%%

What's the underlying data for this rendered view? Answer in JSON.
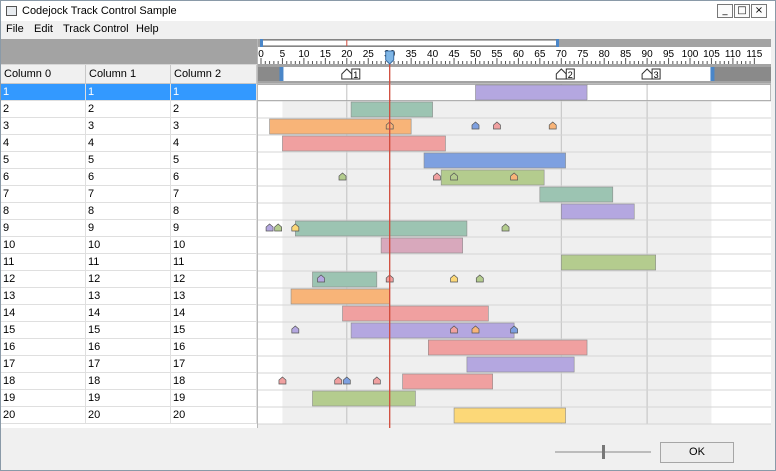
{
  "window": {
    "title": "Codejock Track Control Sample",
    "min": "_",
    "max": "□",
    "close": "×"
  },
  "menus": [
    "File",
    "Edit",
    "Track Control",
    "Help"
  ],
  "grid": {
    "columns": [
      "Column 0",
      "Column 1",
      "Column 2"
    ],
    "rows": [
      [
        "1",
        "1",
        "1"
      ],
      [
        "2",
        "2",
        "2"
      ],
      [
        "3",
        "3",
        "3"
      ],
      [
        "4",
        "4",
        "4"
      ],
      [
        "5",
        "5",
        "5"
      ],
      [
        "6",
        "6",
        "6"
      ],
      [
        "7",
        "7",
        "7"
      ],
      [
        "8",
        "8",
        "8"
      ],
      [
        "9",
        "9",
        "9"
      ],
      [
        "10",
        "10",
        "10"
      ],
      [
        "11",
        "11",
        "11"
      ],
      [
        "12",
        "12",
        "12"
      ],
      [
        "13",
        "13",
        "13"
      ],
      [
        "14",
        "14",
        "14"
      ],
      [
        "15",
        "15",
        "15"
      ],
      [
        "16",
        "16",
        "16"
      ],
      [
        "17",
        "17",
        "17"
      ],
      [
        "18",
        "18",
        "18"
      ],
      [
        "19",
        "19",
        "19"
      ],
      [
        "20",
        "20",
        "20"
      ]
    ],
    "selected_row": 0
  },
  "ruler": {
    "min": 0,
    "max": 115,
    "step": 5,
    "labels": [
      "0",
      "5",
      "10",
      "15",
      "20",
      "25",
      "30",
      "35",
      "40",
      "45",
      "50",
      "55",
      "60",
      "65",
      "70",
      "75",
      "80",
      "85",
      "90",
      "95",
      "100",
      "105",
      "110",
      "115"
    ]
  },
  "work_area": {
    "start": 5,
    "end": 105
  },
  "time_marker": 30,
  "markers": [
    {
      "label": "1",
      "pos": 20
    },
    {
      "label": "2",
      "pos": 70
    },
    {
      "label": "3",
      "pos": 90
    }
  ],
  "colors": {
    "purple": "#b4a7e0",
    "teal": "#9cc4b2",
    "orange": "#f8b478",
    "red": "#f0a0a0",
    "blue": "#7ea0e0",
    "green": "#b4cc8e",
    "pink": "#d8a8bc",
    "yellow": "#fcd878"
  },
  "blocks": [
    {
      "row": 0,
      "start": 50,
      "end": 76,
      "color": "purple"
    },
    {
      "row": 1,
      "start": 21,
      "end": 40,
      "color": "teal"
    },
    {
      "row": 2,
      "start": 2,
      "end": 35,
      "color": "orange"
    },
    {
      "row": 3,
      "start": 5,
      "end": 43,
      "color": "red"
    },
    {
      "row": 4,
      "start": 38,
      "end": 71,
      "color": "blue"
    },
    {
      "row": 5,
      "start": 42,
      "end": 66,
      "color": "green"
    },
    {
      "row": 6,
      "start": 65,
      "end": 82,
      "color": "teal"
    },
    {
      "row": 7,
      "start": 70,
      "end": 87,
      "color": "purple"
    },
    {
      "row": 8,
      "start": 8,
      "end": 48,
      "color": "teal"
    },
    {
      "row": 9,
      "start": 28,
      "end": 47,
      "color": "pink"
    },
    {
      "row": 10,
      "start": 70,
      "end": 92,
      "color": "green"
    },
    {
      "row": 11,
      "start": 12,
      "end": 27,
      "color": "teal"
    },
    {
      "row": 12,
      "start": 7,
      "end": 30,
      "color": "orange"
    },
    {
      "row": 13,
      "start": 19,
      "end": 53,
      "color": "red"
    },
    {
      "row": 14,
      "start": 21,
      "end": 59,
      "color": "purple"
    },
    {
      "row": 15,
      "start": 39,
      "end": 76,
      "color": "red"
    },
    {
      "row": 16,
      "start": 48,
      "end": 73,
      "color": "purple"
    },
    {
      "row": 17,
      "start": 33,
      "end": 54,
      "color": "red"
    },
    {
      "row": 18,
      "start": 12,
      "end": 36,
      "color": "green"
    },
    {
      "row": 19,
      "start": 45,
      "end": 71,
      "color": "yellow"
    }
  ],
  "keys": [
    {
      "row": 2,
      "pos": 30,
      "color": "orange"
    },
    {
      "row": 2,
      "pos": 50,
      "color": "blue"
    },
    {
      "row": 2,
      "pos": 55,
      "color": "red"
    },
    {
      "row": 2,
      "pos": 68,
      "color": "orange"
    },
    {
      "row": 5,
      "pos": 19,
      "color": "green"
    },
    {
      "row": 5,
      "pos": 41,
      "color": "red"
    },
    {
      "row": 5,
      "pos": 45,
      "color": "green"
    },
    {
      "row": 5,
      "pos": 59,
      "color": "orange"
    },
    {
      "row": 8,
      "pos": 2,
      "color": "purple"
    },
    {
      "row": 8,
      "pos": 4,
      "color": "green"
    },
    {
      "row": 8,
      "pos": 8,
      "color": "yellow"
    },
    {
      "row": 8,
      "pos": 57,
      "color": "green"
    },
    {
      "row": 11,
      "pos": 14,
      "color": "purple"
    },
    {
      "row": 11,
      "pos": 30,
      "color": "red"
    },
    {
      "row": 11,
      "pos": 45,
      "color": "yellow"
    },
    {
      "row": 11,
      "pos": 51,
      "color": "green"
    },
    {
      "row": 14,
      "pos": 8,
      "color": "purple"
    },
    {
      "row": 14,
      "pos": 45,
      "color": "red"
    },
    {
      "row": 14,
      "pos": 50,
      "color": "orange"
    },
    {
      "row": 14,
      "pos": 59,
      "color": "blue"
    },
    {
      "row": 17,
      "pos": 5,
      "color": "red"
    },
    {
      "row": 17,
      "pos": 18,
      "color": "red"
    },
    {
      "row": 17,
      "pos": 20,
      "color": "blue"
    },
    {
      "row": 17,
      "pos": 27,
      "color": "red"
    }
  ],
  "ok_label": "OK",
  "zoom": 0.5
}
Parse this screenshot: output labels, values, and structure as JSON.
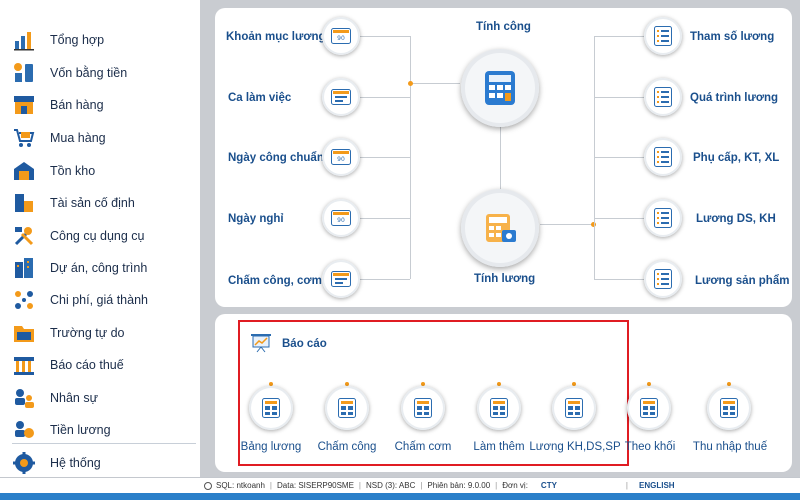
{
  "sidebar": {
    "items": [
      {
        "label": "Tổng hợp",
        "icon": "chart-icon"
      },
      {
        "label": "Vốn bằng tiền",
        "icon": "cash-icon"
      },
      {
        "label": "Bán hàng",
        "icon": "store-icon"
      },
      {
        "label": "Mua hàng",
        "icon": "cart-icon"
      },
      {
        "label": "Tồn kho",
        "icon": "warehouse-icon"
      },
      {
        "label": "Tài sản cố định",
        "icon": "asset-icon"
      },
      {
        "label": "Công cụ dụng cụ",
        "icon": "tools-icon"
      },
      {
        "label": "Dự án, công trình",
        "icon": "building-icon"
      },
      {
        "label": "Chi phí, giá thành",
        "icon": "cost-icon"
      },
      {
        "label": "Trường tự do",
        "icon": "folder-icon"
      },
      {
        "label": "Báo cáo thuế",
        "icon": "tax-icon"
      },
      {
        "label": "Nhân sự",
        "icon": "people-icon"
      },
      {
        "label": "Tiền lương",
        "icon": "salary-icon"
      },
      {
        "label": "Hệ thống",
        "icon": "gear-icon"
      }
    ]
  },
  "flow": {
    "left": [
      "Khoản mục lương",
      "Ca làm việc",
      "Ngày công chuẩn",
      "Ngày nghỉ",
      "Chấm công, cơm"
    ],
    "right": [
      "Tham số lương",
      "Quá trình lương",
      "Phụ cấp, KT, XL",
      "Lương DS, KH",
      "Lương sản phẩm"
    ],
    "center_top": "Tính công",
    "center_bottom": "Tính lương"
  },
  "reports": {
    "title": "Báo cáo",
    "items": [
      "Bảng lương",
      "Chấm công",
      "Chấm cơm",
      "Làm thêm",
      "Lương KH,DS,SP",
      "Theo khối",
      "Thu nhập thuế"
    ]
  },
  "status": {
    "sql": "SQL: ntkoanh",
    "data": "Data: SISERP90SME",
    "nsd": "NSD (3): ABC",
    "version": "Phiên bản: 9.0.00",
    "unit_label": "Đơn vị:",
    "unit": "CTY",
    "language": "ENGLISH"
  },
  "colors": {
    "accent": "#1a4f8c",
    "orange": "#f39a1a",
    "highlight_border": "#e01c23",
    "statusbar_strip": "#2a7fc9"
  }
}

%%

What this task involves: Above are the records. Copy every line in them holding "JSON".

Answer area:
What's the underlying data for this rendered view? Answer in JSON.
Parse this screenshot: output labels, values, and structure as JSON.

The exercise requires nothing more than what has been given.